During the ''Jap scare'' towards the end of the war he was sent to an army camp at Ōkaihau, where he met Doris 'Dolly' Neumann, who he married in 1949, four years after he bought his parents' 45ha farm for the princely sum of 2400 pounds ($4800) - the area is still called Driver's Hill by some. They had two daughters, one of whom died in childhood. Later, when Dolly was 46, she ''put her heart and soul'' into having another baby, and son Neil was born.
Meanwhile Henry's parents had bought a farm at Matauri Bay, and donated part of it for children's learning. Lonsdale Park still operates as an outdoor education camp.
Henry took over the farm in 1953 and served for many years on the Whangaroa County Council, the Whangaroa Hospital Board and the local veterinary club. He was also a director of the Bay of Islands Dairy Company.
When Dolly fell ill with cancer he nursed her at home, with help from her best friend Val, who had lost her husband to a heart attack. They stayed in touch after Dolly's death, and, a few years later, love blossomed.
''What was left was a woman with no husband, and a man with no wife. We fixed that," he said, adding that he had had two happy marriages, one of 35 years, the other 36 and counting.
''The secret is, one, be honest with everyone you deal with, and two, be fair in all your dealings. If you fit the two together you've got it pretty much right," he said.
He was less certain about the secret to longevity, but ''good, straight living'' was part of it.
''I was brought up in a good Christian household. You never found any grog in our house. I can thank my parents for that.''
At one point in his life Henry suffered greatly from stress. It would now be called burnout, and could have ended badly, but he stepped back from his public duties and recovered six months later.
His advice for others in a similar situation was to ''recognise what's happening, do something about it, and give yourself time to come right.''
Henry celebrated his 100-year milestone with a birthday bash at the Kaikohe Memorial Hall, organised by members of the Masons' Zealandia Lodge.
Not only is he the oldest active Mason in New Zealand, he's probably the oldest active English-constitution Mason in the world.

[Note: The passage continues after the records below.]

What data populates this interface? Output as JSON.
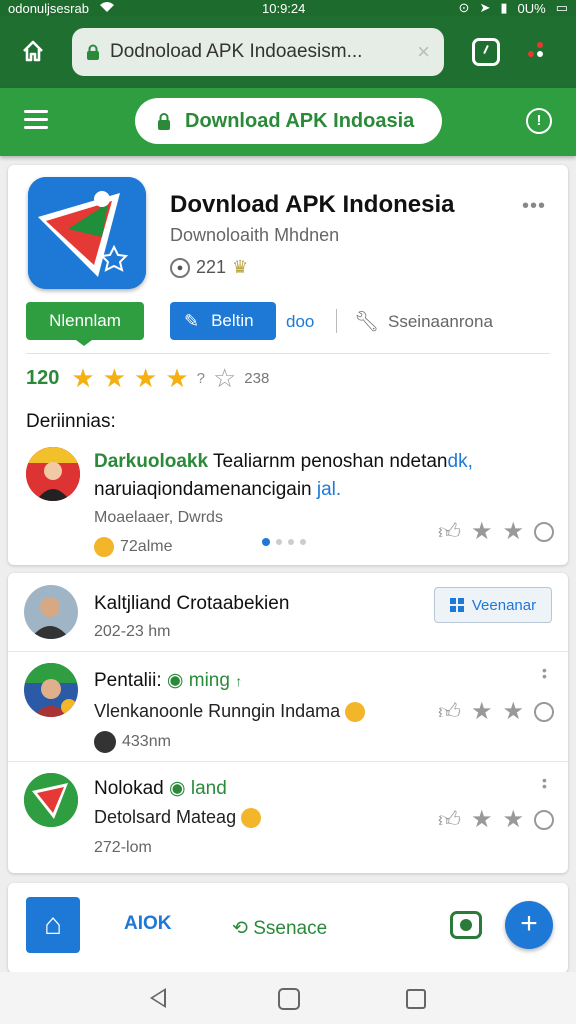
{
  "status_bar": {
    "left_text": "odonuljsesrab",
    "time": "10:9:24",
    "battery": "0U%"
  },
  "browser": {
    "url": "Dodnoload APK Indoaesism...",
    "close_symbol": "×"
  },
  "header": {
    "title": "Download APK Indoasia"
  },
  "app": {
    "title": "Dovnload APK Indonesia",
    "subtitle": "Downoloaith Mhdnen",
    "meta_number": "221",
    "more_symbol": "•••",
    "install_label": "Nlennlam",
    "open_label": "Beltin",
    "link_label": "doo",
    "settings_label": "Sseinaanrona"
  },
  "rating": {
    "value": "120",
    "question": "?",
    "count": "238",
    "filled_stars": 4
  },
  "section": {
    "label": "Deriinnias:"
  },
  "review": {
    "author_green": "Darkuoloakk",
    "line1_rest": "Tealiarnm penoshan ndetan",
    "line1_blue": "dk,",
    "line2_text": "naruiaqiondamenancigain",
    "line2_blue": "jal.",
    "line3": "Moaelaaer, Dwrds",
    "line4": "72alme"
  },
  "feed": [
    {
      "title": "Kaltjliand Crotaabekien",
      "meta": "202-23 hm",
      "button_label": "Veenanar"
    },
    {
      "title_prefix": "Pentalii:",
      "title_green": "ming",
      "title_arrow": "↑",
      "sub": "Vlenkanoonle Runngin Indama",
      "meta": "433nm"
    },
    {
      "title_prefix": "Nolokad",
      "title_green": "land",
      "sub": "Detolsard Mateag",
      "meta": "272-lom"
    }
  ],
  "bottom_bar": {
    "apk_label": "AIOK",
    "search_label": "Ssenace",
    "fab_symbol": "+"
  },
  "colors": {
    "browser_green": "#1f6f31",
    "header_green": "#2f9e41",
    "accent_blue": "#1e78d6",
    "star_gold": "#f5b014"
  }
}
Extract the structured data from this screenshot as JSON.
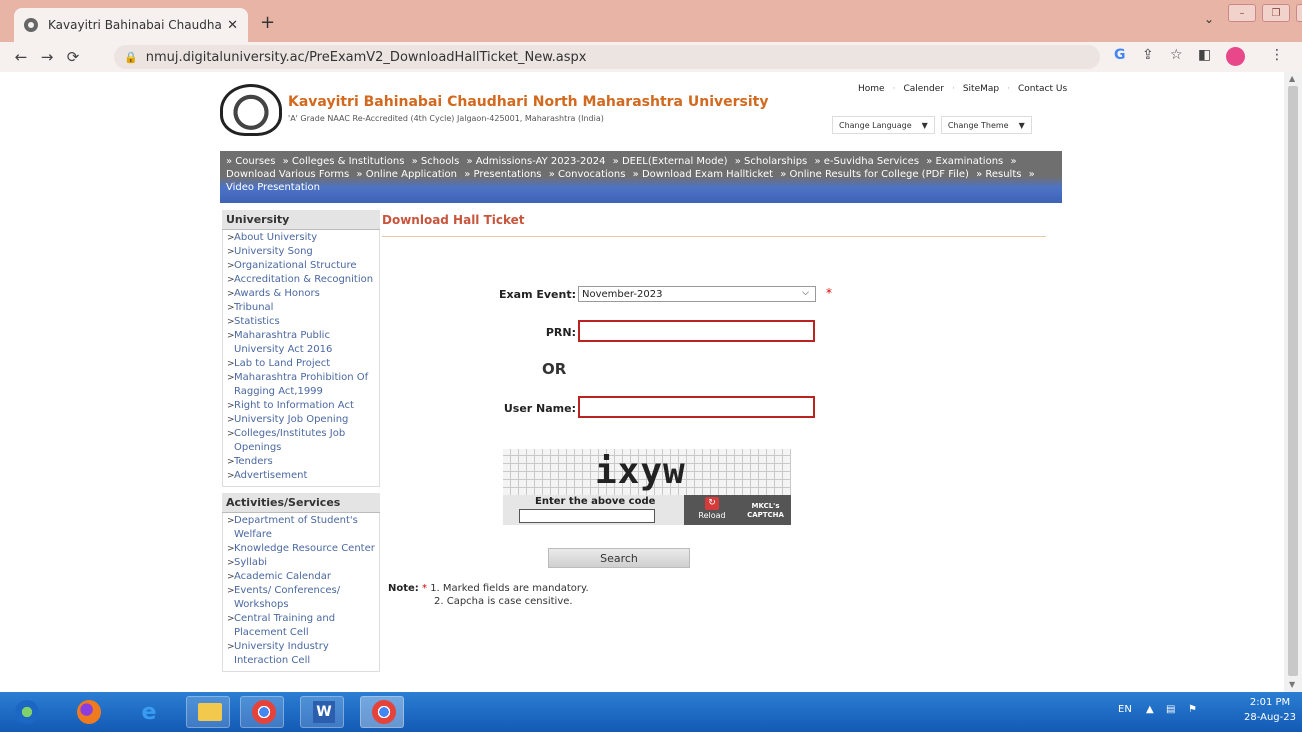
{
  "browser": {
    "tab_title": "Kavayitri Bahinabai Chaudhari No",
    "tab_close": "✕",
    "new_tab": "+",
    "url": "nmuj.digitaluniversity.ac/PreExamV2_DownloadHallTicket_New.aspx",
    "nav_icons": [
      "back-icon",
      "forward-icon",
      "reload-icon"
    ]
  },
  "header": {
    "university_name": "Kavayitri Bahinabai Chaudhari North Maharashtra University",
    "subtitle": "'A' Grade NAAC Re-Accredited (4th Cycle) Jalgaon-425001, Maharashtra (India)",
    "top_links": [
      "Home",
      "Calender",
      "SiteMap",
      "Contact Us"
    ],
    "change_language": "Change Language",
    "change_theme": "Change Theme"
  },
  "nav": {
    "items": [
      "» Courses",
      "» Colleges & Institutions",
      "» Schools",
      "» Admissions-AY 2023-2024",
      "» DEEL(External Mode)",
      "» Scholarships",
      "» e-Suvidha Services",
      "» Examinations",
      "» Download Various Forms",
      "» Online Application",
      "» Presentations",
      "» Convocations",
      "» Download Exam Hallticket",
      "» Online Results for College (PDF File)",
      "» Results",
      "» Video Presentation"
    ]
  },
  "sidebar": {
    "university_heading": "University",
    "university_items": [
      "About University",
      "University Song",
      "Organizational Structure",
      "Accreditation & Recognition",
      "Awards & Honors",
      "Tribunal",
      "Statistics",
      "Maharashtra Public University Act 2016",
      "Lab to Land Project",
      "Maharashtra Prohibition Of Ragging Act,1999",
      "Right to Information Act",
      "University Job Opening",
      "Colleges/Institutes Job Openings",
      "Tenders",
      "Advertisement"
    ],
    "activities_heading": "Activities/Services",
    "activities_items": [
      "Department of Student's Welfare",
      "Knowledge Resource Center",
      "Syllabi",
      "Academic Calendar",
      "Events/ Conferences/ Workshops",
      "Central Training and Placement Cell",
      "University Industry Interaction Cell"
    ]
  },
  "main": {
    "title": "Download Hall Ticket",
    "exam_event_label": "Exam Event:",
    "exam_event_value": "November-2023",
    "prn_label": "PRN:",
    "or_text": "OR",
    "username_label": "User Name:",
    "captcha_text": "ixyw",
    "captcha_prompt": "Enter the above code",
    "reload_label": "Reload",
    "captcha_brand": "MKCL's CAPTCHA",
    "search_label": "Search",
    "note_label": "Note:",
    "note_1": "1. Marked fields are mandatory.",
    "note_2": "2. Capcha is case censitive."
  },
  "taskbar": {
    "lang": "EN",
    "time": "2:01 PM",
    "date": "28-Aug-23"
  }
}
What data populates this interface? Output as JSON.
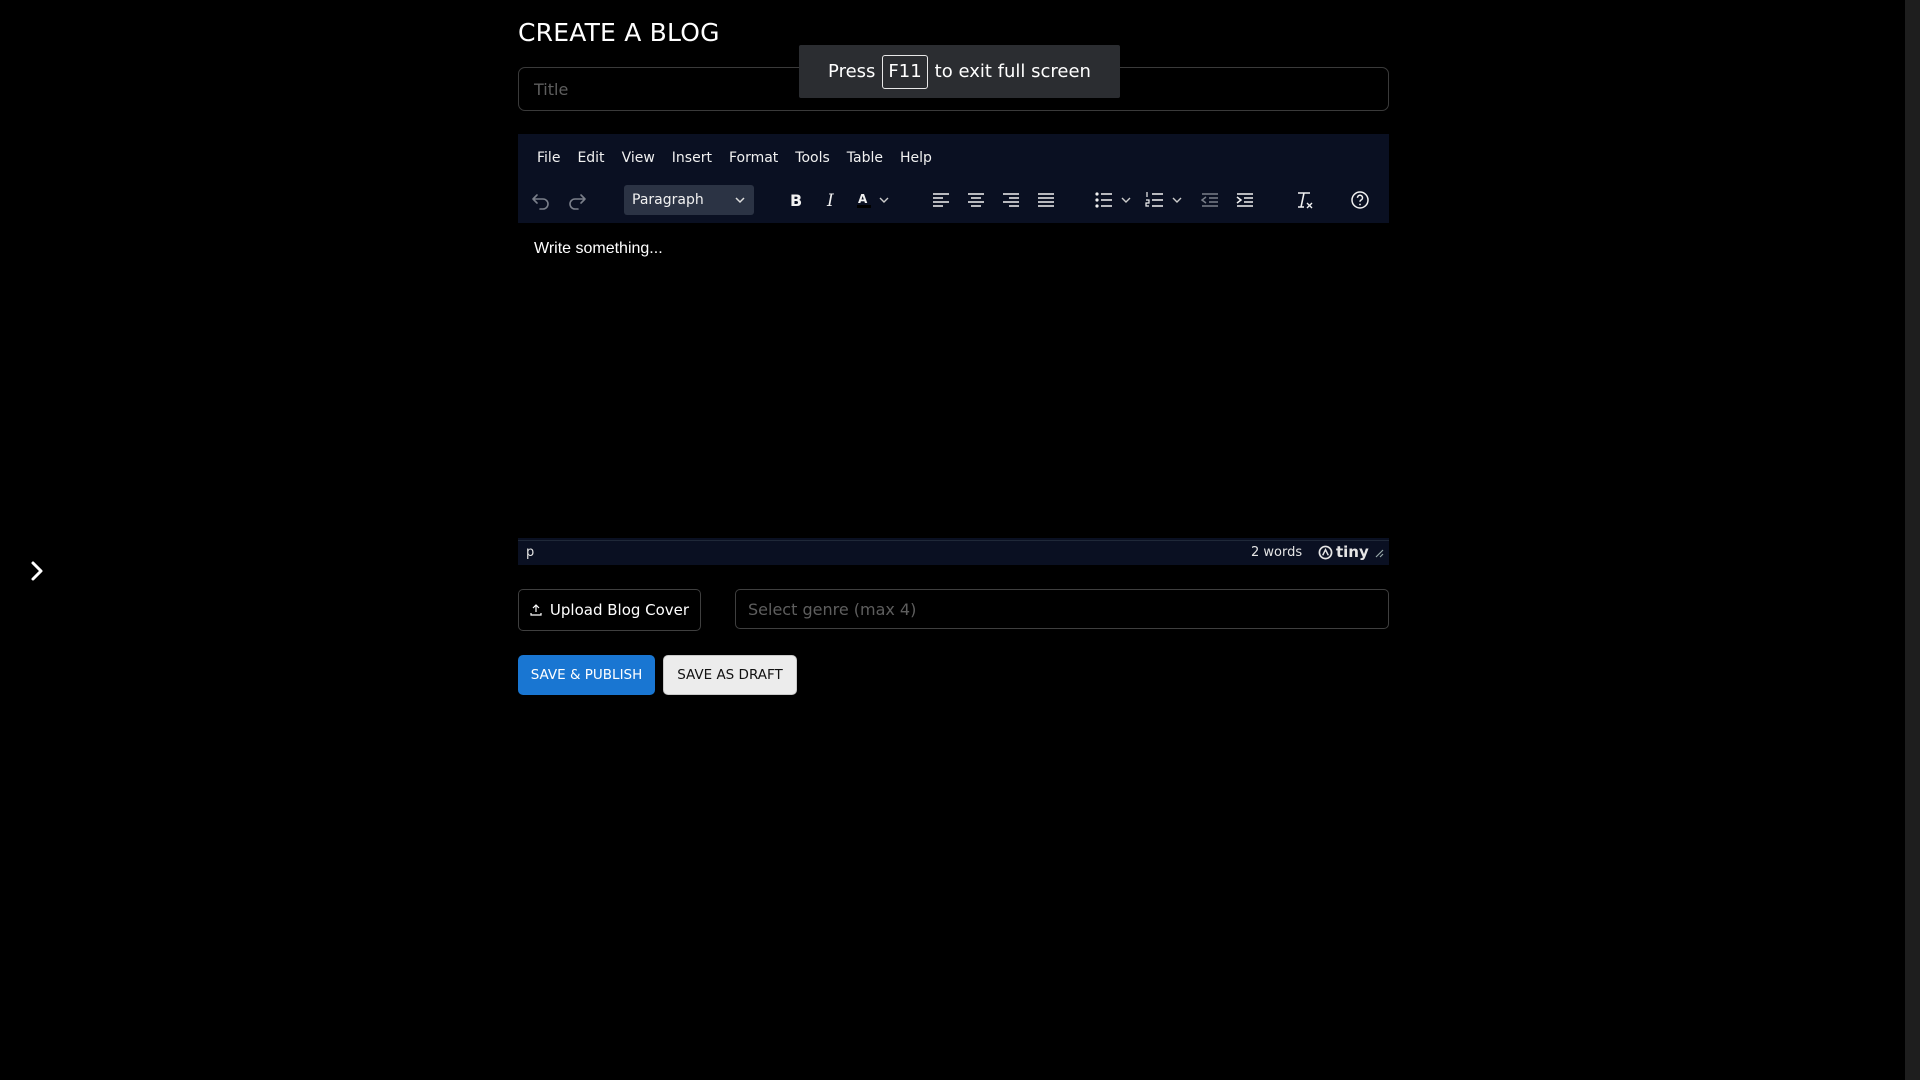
{
  "page": {
    "title": "CREATE A BLOG"
  },
  "title_field": {
    "placeholder": "Title",
    "value": ""
  },
  "fullscreen_notice": {
    "before": "Press",
    "key": "F11",
    "after": "to exit full screen"
  },
  "editor": {
    "menu": [
      "File",
      "Edit",
      "View",
      "Insert",
      "Format",
      "Tools",
      "Table",
      "Help"
    ],
    "block_format": "Paragraph",
    "toolbar_icons": [
      "undo-icon",
      "redo-icon",
      "bold-icon",
      "italic-icon",
      "text-color-icon",
      "align-left-icon",
      "align-center-icon",
      "align-right-icon",
      "justify-icon",
      "bullet-list-icon",
      "numbered-list-icon",
      "outdent-icon",
      "indent-icon",
      "clear-formatting-icon",
      "help-icon"
    ],
    "content": "Write something...",
    "status": {
      "path": "p",
      "word_count": "2 words",
      "brand": "tiny"
    }
  },
  "upload": {
    "label": "Upload Blog Cover"
  },
  "genre": {
    "placeholder": "Select genre (max 4)"
  },
  "actions": {
    "publish": "SAVE & PUBLISH",
    "draft": "SAVE AS DRAFT"
  },
  "colors": {
    "background": "#000000",
    "editor_chrome": "#0a1022",
    "primary": "#1976d2"
  }
}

He lives independently at Kerikeri Retirement Village, and remains dedicated to Val, who is in the nearby care centre.
Both helped out as volunteers around the village for many years until ''retiring'' in 2016, when Henry was 96.